# [WORK INSTRUCTIONS]
Output, word for word, every line from the line with "Serialize everything readable" through the final line of the data below.

# [App and web page records]
■ ■ ■ ■ ■
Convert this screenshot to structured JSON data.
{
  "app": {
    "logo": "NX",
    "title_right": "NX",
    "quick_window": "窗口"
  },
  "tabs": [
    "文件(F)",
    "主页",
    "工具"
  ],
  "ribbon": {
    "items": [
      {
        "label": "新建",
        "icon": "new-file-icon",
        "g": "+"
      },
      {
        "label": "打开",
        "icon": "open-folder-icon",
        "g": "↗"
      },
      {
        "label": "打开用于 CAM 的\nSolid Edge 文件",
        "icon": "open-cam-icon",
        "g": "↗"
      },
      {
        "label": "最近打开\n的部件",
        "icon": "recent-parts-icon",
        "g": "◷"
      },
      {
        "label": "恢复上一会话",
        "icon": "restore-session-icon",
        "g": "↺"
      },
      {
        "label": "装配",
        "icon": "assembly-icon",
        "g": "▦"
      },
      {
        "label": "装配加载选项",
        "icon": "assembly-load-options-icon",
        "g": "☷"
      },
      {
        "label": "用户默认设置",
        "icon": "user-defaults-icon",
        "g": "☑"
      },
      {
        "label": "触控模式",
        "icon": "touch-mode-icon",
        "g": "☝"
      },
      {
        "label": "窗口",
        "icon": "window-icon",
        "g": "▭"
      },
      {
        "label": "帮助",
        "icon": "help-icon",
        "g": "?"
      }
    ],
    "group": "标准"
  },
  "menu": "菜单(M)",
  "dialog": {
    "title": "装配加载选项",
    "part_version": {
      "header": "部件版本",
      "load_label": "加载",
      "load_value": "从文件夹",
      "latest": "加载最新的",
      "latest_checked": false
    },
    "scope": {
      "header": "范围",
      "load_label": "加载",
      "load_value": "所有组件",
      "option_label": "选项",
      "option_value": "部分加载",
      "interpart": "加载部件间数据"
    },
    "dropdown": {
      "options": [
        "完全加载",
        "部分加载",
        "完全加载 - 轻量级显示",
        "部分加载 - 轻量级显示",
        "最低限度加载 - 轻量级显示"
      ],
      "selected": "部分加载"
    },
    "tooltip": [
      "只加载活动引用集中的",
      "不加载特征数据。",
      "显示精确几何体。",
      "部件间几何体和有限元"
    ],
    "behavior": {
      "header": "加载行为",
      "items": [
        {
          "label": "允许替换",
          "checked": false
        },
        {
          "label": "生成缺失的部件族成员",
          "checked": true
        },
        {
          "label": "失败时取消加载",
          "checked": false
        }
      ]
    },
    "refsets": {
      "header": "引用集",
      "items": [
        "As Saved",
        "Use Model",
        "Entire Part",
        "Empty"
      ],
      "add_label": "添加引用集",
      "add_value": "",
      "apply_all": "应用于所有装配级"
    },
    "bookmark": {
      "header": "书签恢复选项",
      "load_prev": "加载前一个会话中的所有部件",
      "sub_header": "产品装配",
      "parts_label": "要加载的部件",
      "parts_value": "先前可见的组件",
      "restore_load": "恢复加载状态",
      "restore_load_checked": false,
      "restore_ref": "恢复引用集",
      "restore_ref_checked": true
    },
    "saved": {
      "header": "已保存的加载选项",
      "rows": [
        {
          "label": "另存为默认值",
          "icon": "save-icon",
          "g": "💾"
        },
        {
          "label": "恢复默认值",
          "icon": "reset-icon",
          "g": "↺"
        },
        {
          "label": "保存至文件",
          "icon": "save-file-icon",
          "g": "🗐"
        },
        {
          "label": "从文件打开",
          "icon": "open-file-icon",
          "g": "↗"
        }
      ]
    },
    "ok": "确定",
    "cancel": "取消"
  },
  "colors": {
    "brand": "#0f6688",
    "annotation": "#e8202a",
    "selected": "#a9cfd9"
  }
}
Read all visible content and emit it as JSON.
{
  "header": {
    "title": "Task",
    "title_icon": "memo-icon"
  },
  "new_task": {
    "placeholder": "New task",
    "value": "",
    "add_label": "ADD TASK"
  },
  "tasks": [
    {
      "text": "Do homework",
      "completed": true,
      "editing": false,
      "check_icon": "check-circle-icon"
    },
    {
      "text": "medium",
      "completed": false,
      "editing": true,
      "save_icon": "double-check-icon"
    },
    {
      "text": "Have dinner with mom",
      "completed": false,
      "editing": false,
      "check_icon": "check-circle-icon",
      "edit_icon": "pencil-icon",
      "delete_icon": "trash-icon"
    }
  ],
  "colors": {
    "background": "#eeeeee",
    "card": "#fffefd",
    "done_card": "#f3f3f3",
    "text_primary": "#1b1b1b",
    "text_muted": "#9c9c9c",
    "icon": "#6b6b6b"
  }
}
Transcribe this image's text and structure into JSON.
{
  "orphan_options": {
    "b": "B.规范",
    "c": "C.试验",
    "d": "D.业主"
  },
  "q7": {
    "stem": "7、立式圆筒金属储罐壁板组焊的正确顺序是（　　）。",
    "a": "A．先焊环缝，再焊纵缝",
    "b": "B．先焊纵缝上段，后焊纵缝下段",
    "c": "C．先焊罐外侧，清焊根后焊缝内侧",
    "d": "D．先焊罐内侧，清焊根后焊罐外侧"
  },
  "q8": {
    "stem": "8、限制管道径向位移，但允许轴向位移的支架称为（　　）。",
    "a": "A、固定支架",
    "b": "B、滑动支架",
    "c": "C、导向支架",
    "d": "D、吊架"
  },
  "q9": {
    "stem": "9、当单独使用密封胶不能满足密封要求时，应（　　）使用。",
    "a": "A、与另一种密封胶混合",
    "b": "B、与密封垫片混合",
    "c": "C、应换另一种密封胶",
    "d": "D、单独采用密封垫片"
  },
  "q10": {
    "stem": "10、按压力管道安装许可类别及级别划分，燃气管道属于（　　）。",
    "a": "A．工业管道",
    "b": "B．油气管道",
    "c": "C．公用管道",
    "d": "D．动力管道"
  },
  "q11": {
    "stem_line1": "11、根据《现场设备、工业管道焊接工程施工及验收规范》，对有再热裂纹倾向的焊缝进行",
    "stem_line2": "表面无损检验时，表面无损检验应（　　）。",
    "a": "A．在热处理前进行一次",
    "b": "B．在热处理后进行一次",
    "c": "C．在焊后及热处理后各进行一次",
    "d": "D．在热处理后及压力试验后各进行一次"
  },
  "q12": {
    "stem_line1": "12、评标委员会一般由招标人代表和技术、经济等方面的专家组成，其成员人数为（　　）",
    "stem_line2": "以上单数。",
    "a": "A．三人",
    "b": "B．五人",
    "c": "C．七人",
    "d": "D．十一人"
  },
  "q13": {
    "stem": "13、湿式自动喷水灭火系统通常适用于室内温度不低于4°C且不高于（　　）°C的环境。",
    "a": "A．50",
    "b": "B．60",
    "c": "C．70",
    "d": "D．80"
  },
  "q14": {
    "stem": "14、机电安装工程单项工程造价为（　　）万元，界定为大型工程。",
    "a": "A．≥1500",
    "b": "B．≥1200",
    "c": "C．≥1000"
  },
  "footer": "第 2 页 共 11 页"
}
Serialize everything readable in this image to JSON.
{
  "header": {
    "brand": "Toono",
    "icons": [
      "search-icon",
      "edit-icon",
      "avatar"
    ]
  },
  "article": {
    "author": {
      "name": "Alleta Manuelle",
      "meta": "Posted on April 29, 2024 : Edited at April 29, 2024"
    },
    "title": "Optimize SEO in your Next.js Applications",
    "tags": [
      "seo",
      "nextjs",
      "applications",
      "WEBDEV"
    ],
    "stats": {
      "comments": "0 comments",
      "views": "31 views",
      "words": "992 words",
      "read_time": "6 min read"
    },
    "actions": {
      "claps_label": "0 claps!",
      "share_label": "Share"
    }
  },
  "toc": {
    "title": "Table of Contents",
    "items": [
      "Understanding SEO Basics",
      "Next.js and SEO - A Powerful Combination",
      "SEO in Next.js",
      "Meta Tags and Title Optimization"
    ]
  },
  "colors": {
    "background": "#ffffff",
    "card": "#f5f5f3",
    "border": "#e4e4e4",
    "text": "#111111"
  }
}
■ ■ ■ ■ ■
# [YOUR SOLUTION]
Serialize everything readable in this image to JSON.
{
  "header": {
    "brand": "Toono",
    "icons": [
      "search-icon",
      "edit-icon",
      "avatar"
    ]
  },
  "article": {
    "author": {
      "name": "Alleta Manuelle",
      "meta": "Posted on April 29, 2024 : Edited at April 29, 2024"
    },
    "title": "Optimize SEO in your Next.js Applications",
    "tags": [
      "seo",
      "nextjs",
      "applications",
      "WEBDEV"
    ],
    "stats": {
      "comments": "0 comments",
      "views": "31 views",
      "words": "992 words",
      "read_time": "6 min read"
    },
    "actions": {
      "claps_label": "0 claps!",
      "share_label": "Share"
    }
  },
  "toc": {
    "title": "Table of Contents",
    "items": [
      "Understanding SEO Basics",
      "Next.js and SEO - A Powerful Combination",
      "SEO in Next.js",
      "Meta Tags and Title Optimization"
    ]
  },
  "colors": {
    "background": "#ffffff",
    "card": "#f5f5f3",
    "border": "#e4e4e4",
    "text": "#111111"
  }
}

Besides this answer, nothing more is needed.